At this time of year as the local amphibians start to go into hibernation, the tiny mammals start to think about where they're going to live during the long, dark and damp winter months. Some of these rodents think that it would be a jolly good idea to live in our house. The holes in the house that allow water and sewage in and out of our house make a nice way in and out for small rodents as well.
We normally find mice under our sink. This has historically been a good spot for them. They are protected from what ever cat or cats we have living in the house as there are tight fitting cabinet doors that protect the under-the-sink area. There is a way in via the plumbing I mentioned before. To add to that the fact that the internationally recognised place for the kitchen rubbish is under the sink.

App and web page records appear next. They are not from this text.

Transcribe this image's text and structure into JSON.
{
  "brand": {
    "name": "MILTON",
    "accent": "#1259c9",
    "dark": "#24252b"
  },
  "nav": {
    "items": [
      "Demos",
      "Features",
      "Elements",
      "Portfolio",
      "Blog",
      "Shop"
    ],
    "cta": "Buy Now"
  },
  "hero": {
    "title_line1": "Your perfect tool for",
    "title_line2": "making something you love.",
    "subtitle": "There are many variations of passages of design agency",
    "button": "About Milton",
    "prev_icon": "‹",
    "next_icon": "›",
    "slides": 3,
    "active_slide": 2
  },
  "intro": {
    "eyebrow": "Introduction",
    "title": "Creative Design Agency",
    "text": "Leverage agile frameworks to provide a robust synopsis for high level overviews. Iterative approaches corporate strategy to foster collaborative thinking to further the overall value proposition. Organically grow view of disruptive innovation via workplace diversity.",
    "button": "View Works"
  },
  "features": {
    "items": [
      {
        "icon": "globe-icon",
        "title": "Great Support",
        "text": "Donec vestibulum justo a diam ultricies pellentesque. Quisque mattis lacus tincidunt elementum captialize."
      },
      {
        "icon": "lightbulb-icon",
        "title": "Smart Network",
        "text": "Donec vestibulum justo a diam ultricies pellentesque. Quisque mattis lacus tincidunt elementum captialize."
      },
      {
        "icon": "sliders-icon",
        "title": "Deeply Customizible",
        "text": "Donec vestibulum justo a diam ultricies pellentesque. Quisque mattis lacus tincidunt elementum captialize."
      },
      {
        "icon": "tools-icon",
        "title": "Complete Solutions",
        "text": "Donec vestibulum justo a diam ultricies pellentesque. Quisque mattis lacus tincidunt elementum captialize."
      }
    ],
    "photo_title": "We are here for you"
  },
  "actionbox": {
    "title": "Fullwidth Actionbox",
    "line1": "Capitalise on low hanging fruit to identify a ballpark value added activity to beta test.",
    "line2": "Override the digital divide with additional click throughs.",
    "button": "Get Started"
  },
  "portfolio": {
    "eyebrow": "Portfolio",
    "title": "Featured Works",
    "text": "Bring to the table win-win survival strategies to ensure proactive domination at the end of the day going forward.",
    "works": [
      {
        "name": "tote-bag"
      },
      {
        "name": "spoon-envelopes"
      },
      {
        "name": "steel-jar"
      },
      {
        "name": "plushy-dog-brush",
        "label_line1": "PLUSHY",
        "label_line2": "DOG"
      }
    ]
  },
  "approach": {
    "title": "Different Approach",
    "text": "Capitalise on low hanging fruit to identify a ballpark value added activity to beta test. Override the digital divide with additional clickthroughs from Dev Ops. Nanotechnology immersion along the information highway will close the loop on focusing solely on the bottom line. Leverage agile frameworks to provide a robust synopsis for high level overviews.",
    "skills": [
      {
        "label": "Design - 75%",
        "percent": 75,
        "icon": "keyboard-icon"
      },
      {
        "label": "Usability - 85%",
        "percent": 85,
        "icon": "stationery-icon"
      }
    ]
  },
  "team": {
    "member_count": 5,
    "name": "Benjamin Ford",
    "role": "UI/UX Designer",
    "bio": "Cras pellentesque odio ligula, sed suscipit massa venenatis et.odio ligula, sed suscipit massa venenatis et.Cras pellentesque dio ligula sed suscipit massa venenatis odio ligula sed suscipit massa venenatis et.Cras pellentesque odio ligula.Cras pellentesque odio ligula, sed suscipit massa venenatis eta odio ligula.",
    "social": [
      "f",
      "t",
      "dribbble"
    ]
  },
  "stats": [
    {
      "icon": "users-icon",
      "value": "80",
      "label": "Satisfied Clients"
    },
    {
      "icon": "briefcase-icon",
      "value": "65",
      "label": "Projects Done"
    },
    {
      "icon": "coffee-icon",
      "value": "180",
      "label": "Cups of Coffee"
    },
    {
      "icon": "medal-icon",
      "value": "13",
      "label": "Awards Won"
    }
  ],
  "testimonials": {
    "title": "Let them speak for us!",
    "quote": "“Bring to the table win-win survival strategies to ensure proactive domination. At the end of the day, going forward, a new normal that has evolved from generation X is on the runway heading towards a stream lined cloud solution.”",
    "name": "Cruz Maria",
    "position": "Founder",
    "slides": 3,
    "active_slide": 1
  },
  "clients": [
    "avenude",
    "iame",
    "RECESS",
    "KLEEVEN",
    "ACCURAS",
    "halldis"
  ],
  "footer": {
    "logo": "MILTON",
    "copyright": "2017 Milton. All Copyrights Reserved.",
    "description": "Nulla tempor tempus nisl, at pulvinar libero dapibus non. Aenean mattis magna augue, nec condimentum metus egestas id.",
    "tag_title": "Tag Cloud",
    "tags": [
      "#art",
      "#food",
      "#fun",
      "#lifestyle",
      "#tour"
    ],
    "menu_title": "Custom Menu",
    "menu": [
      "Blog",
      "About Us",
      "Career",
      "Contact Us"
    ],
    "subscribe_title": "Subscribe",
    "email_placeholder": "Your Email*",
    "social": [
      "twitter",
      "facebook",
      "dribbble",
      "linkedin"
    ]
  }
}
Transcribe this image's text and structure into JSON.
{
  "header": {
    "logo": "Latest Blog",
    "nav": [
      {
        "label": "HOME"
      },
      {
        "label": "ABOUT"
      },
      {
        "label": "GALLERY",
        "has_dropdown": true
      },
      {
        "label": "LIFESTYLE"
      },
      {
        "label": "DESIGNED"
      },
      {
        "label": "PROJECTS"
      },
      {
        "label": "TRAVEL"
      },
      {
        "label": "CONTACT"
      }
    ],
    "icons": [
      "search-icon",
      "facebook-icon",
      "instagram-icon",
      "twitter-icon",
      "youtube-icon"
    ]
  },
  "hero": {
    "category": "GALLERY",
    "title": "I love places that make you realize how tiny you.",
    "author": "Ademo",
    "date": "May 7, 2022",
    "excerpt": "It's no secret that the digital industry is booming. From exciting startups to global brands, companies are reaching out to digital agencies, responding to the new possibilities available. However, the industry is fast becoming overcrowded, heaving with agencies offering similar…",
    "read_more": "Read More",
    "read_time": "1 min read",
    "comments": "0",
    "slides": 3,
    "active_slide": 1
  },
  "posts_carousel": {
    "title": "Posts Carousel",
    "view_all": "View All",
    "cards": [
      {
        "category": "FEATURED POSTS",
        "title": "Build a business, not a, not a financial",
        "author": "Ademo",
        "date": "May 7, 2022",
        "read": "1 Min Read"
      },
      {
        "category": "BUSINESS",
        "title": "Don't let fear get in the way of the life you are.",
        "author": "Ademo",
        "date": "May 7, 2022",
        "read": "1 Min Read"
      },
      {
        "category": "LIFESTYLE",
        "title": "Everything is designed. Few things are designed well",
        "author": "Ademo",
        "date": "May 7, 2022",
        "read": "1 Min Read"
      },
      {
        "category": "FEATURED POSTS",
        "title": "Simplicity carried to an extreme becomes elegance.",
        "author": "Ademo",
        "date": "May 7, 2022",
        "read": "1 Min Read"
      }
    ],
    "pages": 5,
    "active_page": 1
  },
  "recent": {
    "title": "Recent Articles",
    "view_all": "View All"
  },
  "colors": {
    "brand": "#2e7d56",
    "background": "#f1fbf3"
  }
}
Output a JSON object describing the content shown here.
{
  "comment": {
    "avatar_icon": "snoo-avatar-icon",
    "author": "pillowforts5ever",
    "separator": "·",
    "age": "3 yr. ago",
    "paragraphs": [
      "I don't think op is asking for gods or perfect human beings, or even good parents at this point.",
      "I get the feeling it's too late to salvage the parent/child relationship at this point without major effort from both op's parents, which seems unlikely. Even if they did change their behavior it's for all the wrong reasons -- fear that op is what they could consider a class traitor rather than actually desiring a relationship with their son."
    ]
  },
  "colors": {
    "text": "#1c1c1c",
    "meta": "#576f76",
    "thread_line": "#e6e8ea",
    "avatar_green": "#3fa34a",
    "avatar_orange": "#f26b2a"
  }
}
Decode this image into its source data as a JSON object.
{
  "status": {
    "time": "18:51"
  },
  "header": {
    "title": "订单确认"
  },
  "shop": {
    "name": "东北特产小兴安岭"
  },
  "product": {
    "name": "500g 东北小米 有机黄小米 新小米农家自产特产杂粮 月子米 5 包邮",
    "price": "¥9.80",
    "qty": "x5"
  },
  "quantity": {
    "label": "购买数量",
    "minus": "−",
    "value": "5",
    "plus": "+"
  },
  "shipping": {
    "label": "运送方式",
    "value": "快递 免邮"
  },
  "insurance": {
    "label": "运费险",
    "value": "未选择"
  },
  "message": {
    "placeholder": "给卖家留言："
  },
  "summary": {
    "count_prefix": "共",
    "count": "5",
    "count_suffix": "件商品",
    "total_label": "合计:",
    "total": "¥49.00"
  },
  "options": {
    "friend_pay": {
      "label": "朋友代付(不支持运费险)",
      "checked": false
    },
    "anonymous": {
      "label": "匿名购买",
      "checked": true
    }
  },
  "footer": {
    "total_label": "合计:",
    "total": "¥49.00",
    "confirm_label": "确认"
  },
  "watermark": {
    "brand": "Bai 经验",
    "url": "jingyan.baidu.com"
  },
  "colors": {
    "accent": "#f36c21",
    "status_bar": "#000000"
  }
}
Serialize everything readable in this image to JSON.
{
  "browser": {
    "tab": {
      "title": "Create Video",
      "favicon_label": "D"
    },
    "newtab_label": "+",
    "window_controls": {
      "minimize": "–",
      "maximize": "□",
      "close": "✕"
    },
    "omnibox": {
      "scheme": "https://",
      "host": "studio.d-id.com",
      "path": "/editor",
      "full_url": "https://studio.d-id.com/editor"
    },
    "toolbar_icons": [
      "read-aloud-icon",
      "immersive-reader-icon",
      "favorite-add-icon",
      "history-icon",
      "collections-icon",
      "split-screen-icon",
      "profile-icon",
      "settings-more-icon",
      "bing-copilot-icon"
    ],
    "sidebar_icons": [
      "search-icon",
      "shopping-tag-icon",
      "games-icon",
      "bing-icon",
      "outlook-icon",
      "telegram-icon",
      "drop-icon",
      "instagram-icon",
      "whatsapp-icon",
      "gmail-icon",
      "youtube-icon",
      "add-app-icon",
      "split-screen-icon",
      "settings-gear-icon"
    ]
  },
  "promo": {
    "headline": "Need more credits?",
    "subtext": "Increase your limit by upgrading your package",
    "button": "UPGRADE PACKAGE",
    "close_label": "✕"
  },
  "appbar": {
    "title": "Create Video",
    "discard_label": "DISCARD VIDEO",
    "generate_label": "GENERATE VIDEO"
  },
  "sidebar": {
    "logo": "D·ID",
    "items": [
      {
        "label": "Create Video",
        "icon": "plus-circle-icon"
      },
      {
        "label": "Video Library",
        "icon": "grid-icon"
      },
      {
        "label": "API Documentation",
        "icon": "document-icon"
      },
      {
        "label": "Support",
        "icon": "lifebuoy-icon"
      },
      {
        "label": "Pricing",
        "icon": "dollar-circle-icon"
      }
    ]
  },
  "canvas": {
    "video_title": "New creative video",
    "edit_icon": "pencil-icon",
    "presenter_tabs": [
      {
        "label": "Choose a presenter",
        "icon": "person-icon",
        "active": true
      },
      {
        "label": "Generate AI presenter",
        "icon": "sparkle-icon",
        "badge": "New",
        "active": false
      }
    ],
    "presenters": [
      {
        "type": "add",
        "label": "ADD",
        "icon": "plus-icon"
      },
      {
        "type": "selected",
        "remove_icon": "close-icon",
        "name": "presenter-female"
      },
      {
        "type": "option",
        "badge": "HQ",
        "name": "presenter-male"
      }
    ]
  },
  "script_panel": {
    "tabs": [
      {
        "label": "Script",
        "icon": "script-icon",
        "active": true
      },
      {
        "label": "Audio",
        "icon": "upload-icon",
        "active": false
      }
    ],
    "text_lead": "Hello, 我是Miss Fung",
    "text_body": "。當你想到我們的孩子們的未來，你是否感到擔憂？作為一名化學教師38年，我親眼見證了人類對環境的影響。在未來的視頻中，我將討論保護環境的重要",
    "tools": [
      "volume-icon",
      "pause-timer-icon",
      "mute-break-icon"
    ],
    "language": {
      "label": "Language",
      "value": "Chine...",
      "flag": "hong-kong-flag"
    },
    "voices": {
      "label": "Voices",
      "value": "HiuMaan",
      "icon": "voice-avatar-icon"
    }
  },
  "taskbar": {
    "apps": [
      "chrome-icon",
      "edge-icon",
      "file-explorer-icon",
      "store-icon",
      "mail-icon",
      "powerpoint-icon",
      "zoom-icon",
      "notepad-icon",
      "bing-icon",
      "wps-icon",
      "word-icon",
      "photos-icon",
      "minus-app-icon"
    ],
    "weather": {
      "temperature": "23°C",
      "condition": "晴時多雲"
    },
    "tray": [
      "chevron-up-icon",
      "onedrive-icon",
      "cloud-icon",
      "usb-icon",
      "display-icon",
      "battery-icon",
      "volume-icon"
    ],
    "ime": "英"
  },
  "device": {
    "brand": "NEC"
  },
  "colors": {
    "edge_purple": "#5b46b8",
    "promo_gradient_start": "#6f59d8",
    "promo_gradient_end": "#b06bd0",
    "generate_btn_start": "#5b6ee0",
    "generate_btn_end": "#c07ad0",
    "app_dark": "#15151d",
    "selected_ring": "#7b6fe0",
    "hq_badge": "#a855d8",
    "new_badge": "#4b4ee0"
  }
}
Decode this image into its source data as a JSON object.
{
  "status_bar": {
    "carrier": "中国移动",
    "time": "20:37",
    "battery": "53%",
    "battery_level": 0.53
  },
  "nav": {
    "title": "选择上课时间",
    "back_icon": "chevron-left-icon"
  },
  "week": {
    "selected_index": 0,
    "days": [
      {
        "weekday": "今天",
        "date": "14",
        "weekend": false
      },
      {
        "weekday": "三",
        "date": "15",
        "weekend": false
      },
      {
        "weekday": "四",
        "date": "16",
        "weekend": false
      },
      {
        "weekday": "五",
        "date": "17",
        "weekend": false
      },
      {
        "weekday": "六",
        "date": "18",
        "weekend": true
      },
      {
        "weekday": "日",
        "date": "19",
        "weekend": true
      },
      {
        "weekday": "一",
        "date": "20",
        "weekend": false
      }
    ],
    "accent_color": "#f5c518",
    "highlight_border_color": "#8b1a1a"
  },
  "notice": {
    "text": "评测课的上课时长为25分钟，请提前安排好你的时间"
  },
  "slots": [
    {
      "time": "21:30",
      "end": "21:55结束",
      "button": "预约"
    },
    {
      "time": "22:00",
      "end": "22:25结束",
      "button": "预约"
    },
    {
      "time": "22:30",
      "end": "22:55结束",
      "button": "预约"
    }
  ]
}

This provides the food that mice will need to live and indeed breed over the long winter months. I keep mousetraps set under the sink all year long but it is in the autumn that they trap has to be emptied most frequently. I'm not squeamish about these things. The trap just gets new bait and re-set. I keep meaning to block these holes with steel wool, but I never remember to buy some when I am in a hardware store or a D.I.Y. hypermarket.
Earlier in the autumn, our mousetrap broke. It was banged against the side of the wheelie bin a bit too vigorously and it broke. I stopped by a local shop on my lunch break and got another mousetrap (they may have sold steel wool but I seem to have a thing about not remembering it). It was the same model mousetrap as the broken one and the same sort of mousetrap I have been used to using for decades.
|Fairly reliable mousetrap|
I re-baited and re-set the mousetrap. Then again the next day the trap needed to be re-baited. I put new peanut butter on the mousetrap each day for a week while thinking that this new mousetrap was not very good.
|Empty but unsprung mousetraps!!|
|Ninja mice have been here!|